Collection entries
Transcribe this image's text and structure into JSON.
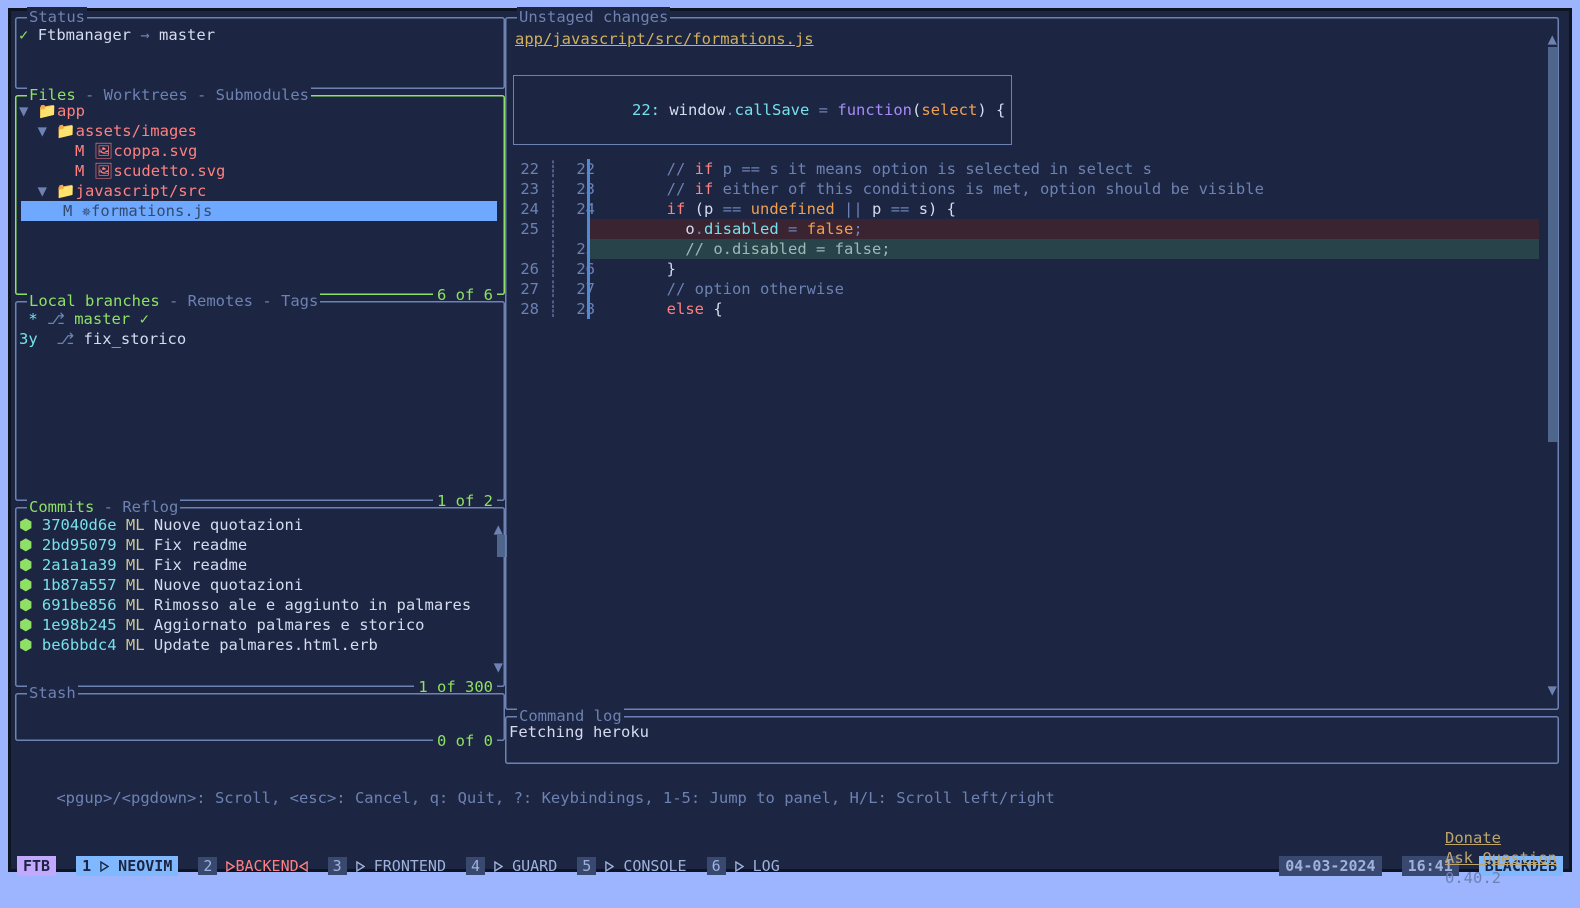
{
  "status": {
    "title": "Status",
    "check": "✓",
    "repo": "Ftbmanager",
    "arrow": "→",
    "branch": "master"
  },
  "files": {
    "tabs": [
      "Files",
      "Worktrees",
      "Submodules"
    ],
    "counter": "6 of 6",
    "tree": {
      "app": "app",
      "assets": "assets/images",
      "coppa_status": "M",
      "coppa": "coppa.svg",
      "scudetto_status": "M",
      "scudetto": "scudetto.svg",
      "jssrc": "javascript/src",
      "selected_status": "M",
      "selected_icon": "✵",
      "selected": "formations.js"
    }
  },
  "branches": {
    "tabs": [
      "Local branches",
      "Remotes",
      "Tags"
    ],
    "counter": "1 of 2",
    "items": [
      {
        "age": " *",
        "name": "master",
        "current": true
      },
      {
        "age": "3y",
        "name": "fix_storico",
        "current": false
      }
    ]
  },
  "commits": {
    "tabs": [
      "Commits",
      "Reflog"
    ],
    "counter": "1 of 300",
    "rows": [
      {
        "hash": "37040d6e",
        "author": "ML",
        "msg": "Nuove quotazioni"
      },
      {
        "hash": "2bd95079",
        "author": "ML",
        "msg": "Fix readme"
      },
      {
        "hash": "2a1a1a39",
        "author": "ML",
        "msg": "Fix readme"
      },
      {
        "hash": "1b87a557",
        "author": "ML",
        "msg": "Nuove quotazioni"
      },
      {
        "hash": "691be856",
        "author": "ML",
        "msg": "Rimosso ale e aggiunto in palmares"
      },
      {
        "hash": "1e98b245",
        "author": "ML",
        "msg": "Aggiornato palmares e storico"
      },
      {
        "hash": "be6bbdc4",
        "author": "ML",
        "msg": "Update palmares.html.erb"
      }
    ]
  },
  "stash": {
    "title": "Stash",
    "counter": "0 of 0"
  },
  "diff": {
    "title": "Unstaged changes",
    "file": "app/javascript/src/formations.js",
    "hunk": "22: window.callSave = function(select) {",
    "lines": [
      {
        "l": "22",
        "r": "22",
        "cls": "ctx",
        "txt": "        // if p == s it means option is selected in select s"
      },
      {
        "l": "23",
        "r": "23",
        "cls": "ctx",
        "txt": "        // if either of this conditions is met, option should be visible"
      },
      {
        "l": "24",
        "r": "24",
        "cls": "ctx",
        "txt": "        if (p == undefined || p == s) {"
      },
      {
        "l": "25",
        "r": "",
        "cls": "del",
        "txt": "          o.disabled = false;"
      },
      {
        "l": "",
        "r": "25",
        "cls": "add",
        "txt": "          // o.disabled = false;"
      },
      {
        "l": "26",
        "r": "26",
        "cls": "ctx",
        "txt": "        }"
      },
      {
        "l": "27",
        "r": "27",
        "cls": "ctx",
        "txt": "        // option otherwise"
      },
      {
        "l": "28",
        "r": "28",
        "cls": "ctx",
        "txt": "        else {"
      }
    ]
  },
  "cmdlog": {
    "title": "Command log",
    "line": "Fetching heroku"
  },
  "help": {
    "left": "<pgup>/<pgdown>: Scroll, <esc>: Cancel, q: Quit, ?: Keybindings, 1-5: Jump to panel, H/L: Scroll left/right",
    "donate": "Donate",
    "ask": "Ask Question",
    "version": "0.40.2"
  },
  "statusbar": {
    "ftb": "FTB",
    "items": [
      {
        "n": "1",
        "label": "NEOVIM",
        "active": true
      },
      {
        "n": "2",
        "label": "BACKEND",
        "running": true
      },
      {
        "n": "3",
        "label": "FRONTEND"
      },
      {
        "n": "4",
        "label": "GUARD"
      },
      {
        "n": "5",
        "label": "CONSOLE"
      },
      {
        "n": "6",
        "label": "LOG"
      }
    ],
    "date": "04-03-2024",
    "time": "16:41",
    "host": "BLACKDEB"
  }
}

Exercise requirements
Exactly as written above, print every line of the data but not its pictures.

Result of the exercise
Transcribe this image's text and structure into JSON.
{
  "status": {
    "title": "Status",
    "check": "✓",
    "repo": "Ftbmanager",
    "arrow": "→",
    "branch": "master"
  },
  "files": {
    "tabs": [
      "Files",
      "Worktrees",
      "Submodules"
    ],
    "counter": "6 of 6",
    "tree": {
      "app": "app",
      "assets": "assets/images",
      "coppa_status": "M",
      "coppa": "coppa.svg",
      "scudetto_status": "M",
      "scudetto": "scudetto.svg",
      "jssrc": "javascript/src",
      "selected_status": "M",
      "selected_icon": "✵",
      "selected": "formations.js"
    }
  },
  "branches": {
    "tabs": [
      "Local branches",
      "Remotes",
      "Tags"
    ],
    "counter": "1 of 2",
    "items": [
      {
        "age": " *",
        "name": "master",
        "current": true
      },
      {
        "age": "3y",
        "name": "fix_storico",
        "current": false
      }
    ]
  },
  "commits": {
    "tabs": [
      "Commits",
      "Reflog"
    ],
    "counter": "1 of 300",
    "rows": [
      {
        "hash": "37040d6e",
        "author": "ML",
        "msg": "Nuove quotazioni"
      },
      {
        "hash": "2bd95079",
        "author": "ML",
        "msg": "Fix readme"
      },
      {
        "hash": "2a1a1a39",
        "author": "ML",
        "msg": "Fix readme"
      },
      {
        "hash": "1b87a557",
        "author": "ML",
        "msg": "Nuove quotazioni"
      },
      {
        "hash": "691be856",
        "author": "ML",
        "msg": "Rimosso ale e aggiunto in palmares"
      },
      {
        "hash": "1e98b245",
        "author": "ML",
        "msg": "Aggiornato palmares e storico"
      },
      {
        "hash": "be6bbdc4",
        "author": "ML",
        "msg": "Update palmares.html.erb"
      }
    ]
  },
  "stash": {
    "title": "Stash",
    "counter": "0 of 0"
  },
  "diff": {
    "title": "Unstaged changes",
    "file": "app/javascript/src/formations.js",
    "hunk": "22: window.callSave = function(select) {",
    "lines": [
      {
        "l": "22",
        "r": "22",
        "cls": "ctx",
        "txt": "        // if p == s it means option is selected in select s"
      },
      {
        "l": "23",
        "r": "23",
        "cls": "ctx",
        "txt": "        // if either of this conditions is met, option should be visible"
      },
      {
        "l": "24",
        "r": "24",
        "cls": "ctx",
        "txt": "        if (p == undefined || p == s) {"
      },
      {
        "l": "25",
        "r": "",
        "cls": "del",
        "txt": "          o.disabled = false;"
      },
      {
        "l": "",
        "r": "25",
        "cls": "add",
        "txt": "          // o.disabled = false;"
      },
      {
        "l": "26",
        "r": "26",
        "cls": "ctx",
        "txt": "        }"
      },
      {
        "l": "27",
        "r": "27",
        "cls": "ctx",
        "txt": "        // option otherwise"
      },
      {
        "l": "28",
        "r": "28",
        "cls": "ctx",
        "txt": "        else {"
      }
    ]
  },
  "cmdlog": {
    "title": "Command log",
    "line": "Fetching heroku"
  },
  "help": {
    "left": "<pgup>/<pgdown>: Scroll, <esc>: Cancel, q: Quit, ?: Keybindings, 1-5: Jump to panel, H/L: Scroll left/right",
    "donate": "Donate",
    "ask": "Ask Question",
    "version": "0.40.2"
  },
  "statusbar": {
    "ftb": "FTB",
    "items": [
      {
        "n": "1",
        "label": "NEOVIM",
        "active": true
      },
      {
        "n": "2",
        "label": "BACKEND",
        "running": true
      },
      {
        "n": "3",
        "label": "FRONTEND"
      },
      {
        "n": "4",
        "label": "GUARD"
      },
      {
        "n": "5",
        "label": "CONSOLE"
      },
      {
        "n": "6",
        "label": "LOG"
      }
    ],
    "date": "04-03-2024",
    "time": "16:41",
    "host": "BLACKDEB"
  }
}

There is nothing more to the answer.